## EXERCISE DIRECTIONS
For this exercise, retype all the data exactly and exclude every image.

[Opening DATA FOR THE TASK section]

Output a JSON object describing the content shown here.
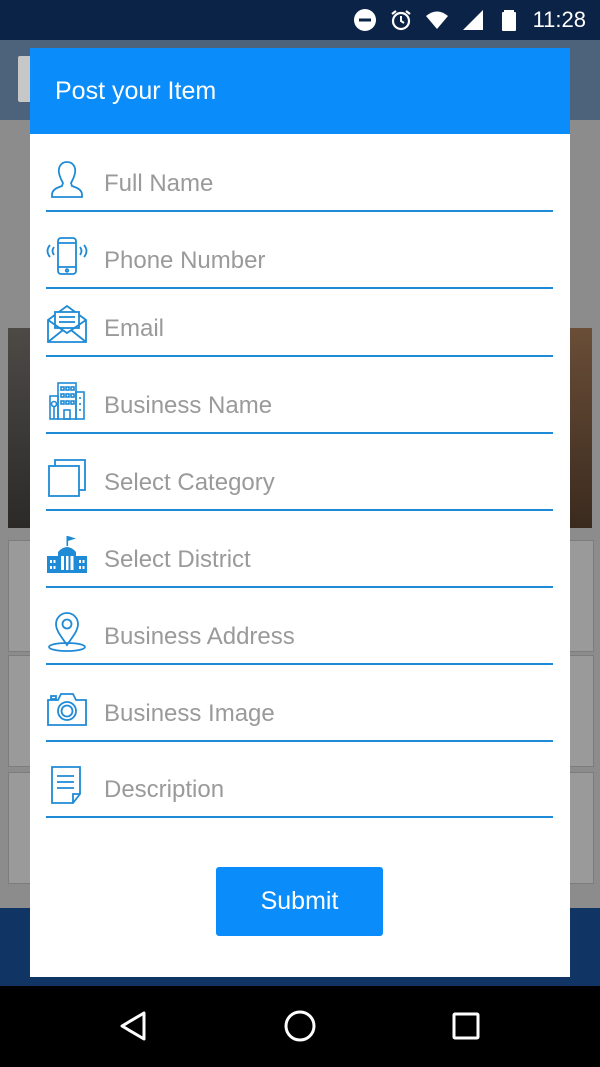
{
  "status_bar": {
    "time": "11:28",
    "icons": [
      "do-not-disturb-icon",
      "alarm-icon",
      "wifi-icon",
      "signal-icon",
      "battery-icon"
    ]
  },
  "dialog": {
    "title": "Post your Item",
    "fields": [
      {
        "placeholder": "Full Name",
        "icon": "person-icon"
      },
      {
        "placeholder": "Phone Number",
        "icon": "phone-icon"
      },
      {
        "placeholder": "Email",
        "icon": "email-icon"
      },
      {
        "placeholder": "Business Name",
        "icon": "building-icon"
      },
      {
        "placeholder": "Select Category",
        "icon": "category-icon"
      },
      {
        "placeholder": "Select District",
        "icon": "district-icon"
      },
      {
        "placeholder": "Business Address",
        "icon": "location-pin-icon"
      },
      {
        "placeholder": "Business Image",
        "icon": "camera-icon"
      },
      {
        "placeholder": "Description",
        "icon": "document-icon"
      }
    ],
    "submit_label": "Submit"
  },
  "nav_bar": {
    "buttons": [
      "back-icon",
      "home-icon",
      "recents-icon"
    ]
  },
  "colors": {
    "accent": "#0a8dfa",
    "underline": "#1f8ad6",
    "status_bar": "#0b2346",
    "placeholder": "#9a9a9a"
  }
}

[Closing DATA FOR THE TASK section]

## EXPECTED ANSWER
Output a JSON object describing the content shown here.
{
  "status_bar": {
    "time": "11:28",
    "icons": [
      "do-not-disturb-icon",
      "alarm-icon",
      "wifi-icon",
      "signal-icon",
      "battery-icon"
    ]
  },
  "dialog": {
    "title": "Post your Item",
    "fields": [
      {
        "placeholder": "Full Name",
        "icon": "person-icon"
      },
      {
        "placeholder": "Phone Number",
        "icon": "phone-icon"
      },
      {
        "placeholder": "Email",
        "icon": "email-icon"
      },
      {
        "placeholder": "Business Name",
        "icon": "building-icon"
      },
      {
        "placeholder": "Select Category",
        "icon": "category-icon"
      },
      {
        "placeholder": "Select District",
        "icon": "district-icon"
      },
      {
        "placeholder": "Business Address",
        "icon": "location-pin-icon"
      },
      {
        "placeholder": "Business Image",
        "icon": "camera-icon"
      },
      {
        "placeholder": "Description",
        "icon": "document-icon"
      }
    ],
    "submit_label": "Submit"
  },
  "nav_bar": {
    "buttons": [
      "back-icon",
      "home-icon",
      "recents-icon"
    ]
  },
  "colors": {
    "accent": "#0a8dfa",
    "underline": "#1f8ad6",
    "status_bar": "#0b2346",
    "placeholder": "#9a9a9a"
  }
}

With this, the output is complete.